TO DO:
Look through the lines below for the word "chevron", and copy every line that has it.

STORED DATA:
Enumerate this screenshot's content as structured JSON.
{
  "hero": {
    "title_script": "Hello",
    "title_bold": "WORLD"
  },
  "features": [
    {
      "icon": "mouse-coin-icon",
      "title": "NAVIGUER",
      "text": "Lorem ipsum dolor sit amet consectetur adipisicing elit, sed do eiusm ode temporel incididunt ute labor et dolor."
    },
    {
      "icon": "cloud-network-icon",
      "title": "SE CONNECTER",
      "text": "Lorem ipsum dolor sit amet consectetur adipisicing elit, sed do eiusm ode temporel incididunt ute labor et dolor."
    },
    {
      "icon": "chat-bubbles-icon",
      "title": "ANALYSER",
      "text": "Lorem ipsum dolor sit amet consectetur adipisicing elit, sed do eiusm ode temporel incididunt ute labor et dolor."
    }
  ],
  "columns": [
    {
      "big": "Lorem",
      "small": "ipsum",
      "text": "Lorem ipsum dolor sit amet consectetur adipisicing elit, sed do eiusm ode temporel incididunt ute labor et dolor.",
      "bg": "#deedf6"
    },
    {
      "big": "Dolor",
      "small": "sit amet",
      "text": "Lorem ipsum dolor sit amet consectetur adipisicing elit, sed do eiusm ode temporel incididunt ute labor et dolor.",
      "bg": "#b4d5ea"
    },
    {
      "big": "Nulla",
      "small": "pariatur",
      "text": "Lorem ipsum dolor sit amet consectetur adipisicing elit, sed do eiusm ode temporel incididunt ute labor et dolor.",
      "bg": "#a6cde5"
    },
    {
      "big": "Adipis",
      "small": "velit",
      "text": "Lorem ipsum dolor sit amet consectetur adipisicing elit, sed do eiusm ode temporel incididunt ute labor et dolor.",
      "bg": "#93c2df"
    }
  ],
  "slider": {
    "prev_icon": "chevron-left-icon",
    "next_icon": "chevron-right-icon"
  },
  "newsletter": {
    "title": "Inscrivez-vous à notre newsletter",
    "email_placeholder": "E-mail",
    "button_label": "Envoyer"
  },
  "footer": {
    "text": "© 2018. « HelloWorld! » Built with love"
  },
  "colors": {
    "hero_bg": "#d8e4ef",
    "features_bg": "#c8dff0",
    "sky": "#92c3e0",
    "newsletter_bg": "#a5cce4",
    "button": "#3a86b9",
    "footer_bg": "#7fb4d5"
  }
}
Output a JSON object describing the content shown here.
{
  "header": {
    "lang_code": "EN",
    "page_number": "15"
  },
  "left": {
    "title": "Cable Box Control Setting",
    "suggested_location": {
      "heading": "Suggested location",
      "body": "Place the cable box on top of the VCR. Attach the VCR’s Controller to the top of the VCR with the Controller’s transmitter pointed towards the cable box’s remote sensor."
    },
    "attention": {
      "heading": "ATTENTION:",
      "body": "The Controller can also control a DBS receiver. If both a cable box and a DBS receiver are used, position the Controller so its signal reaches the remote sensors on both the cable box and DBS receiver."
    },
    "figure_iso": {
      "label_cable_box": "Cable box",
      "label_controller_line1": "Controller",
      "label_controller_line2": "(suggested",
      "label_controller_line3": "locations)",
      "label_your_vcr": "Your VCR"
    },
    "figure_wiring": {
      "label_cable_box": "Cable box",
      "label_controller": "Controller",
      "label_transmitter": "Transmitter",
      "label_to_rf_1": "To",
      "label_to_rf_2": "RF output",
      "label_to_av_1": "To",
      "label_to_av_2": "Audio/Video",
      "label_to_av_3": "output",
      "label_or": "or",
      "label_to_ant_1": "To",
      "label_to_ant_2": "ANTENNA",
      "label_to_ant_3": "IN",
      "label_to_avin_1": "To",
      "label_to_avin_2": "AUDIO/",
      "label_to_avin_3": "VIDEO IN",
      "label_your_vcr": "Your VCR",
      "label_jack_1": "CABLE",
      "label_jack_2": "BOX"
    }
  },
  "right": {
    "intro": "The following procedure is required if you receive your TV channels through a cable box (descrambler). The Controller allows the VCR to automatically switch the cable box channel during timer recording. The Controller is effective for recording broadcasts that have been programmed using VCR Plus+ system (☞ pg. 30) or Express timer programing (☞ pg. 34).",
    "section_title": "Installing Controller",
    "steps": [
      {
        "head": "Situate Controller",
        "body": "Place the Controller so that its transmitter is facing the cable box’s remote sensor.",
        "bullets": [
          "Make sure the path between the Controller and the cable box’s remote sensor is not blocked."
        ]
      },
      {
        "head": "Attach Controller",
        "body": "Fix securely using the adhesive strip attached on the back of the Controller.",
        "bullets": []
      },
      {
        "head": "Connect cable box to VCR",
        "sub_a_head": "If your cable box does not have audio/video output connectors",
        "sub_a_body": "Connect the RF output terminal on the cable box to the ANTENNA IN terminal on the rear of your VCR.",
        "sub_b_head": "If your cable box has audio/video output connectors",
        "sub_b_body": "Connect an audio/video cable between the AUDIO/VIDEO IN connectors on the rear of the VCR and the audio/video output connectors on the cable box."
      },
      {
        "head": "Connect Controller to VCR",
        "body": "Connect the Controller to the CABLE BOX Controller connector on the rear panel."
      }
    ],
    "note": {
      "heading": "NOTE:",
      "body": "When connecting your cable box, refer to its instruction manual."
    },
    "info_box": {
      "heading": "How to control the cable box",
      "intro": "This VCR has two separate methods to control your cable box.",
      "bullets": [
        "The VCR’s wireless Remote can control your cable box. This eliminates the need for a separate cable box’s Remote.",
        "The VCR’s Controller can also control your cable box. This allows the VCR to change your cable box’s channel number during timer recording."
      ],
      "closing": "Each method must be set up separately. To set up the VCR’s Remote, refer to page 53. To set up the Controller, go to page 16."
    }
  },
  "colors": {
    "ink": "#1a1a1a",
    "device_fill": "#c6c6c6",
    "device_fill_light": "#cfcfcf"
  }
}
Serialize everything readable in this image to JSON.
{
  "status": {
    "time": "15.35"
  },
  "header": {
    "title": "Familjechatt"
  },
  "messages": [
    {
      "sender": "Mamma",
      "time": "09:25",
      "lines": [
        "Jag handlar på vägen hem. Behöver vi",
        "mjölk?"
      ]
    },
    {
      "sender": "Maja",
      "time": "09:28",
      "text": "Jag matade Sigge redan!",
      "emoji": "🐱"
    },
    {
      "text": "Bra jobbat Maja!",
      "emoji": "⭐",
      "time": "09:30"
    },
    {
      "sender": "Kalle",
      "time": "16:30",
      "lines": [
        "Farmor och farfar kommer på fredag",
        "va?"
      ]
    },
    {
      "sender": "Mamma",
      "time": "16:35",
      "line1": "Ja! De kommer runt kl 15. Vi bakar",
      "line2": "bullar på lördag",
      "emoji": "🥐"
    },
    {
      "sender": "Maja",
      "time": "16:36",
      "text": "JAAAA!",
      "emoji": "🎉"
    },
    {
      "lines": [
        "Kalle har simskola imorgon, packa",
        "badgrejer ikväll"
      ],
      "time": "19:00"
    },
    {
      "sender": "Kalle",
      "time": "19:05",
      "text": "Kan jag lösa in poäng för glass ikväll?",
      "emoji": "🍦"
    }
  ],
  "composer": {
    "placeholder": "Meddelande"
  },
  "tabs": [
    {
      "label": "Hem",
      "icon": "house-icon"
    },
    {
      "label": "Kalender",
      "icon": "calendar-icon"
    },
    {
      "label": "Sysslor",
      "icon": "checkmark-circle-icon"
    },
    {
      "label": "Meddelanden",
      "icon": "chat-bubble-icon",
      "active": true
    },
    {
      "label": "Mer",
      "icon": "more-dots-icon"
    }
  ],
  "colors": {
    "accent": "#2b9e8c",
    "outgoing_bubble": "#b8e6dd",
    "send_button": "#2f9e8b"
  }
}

YOUR RESPONSE:
    "prev_icon": "chevron-left-icon",
    "next_icon": "chevron-right-icon"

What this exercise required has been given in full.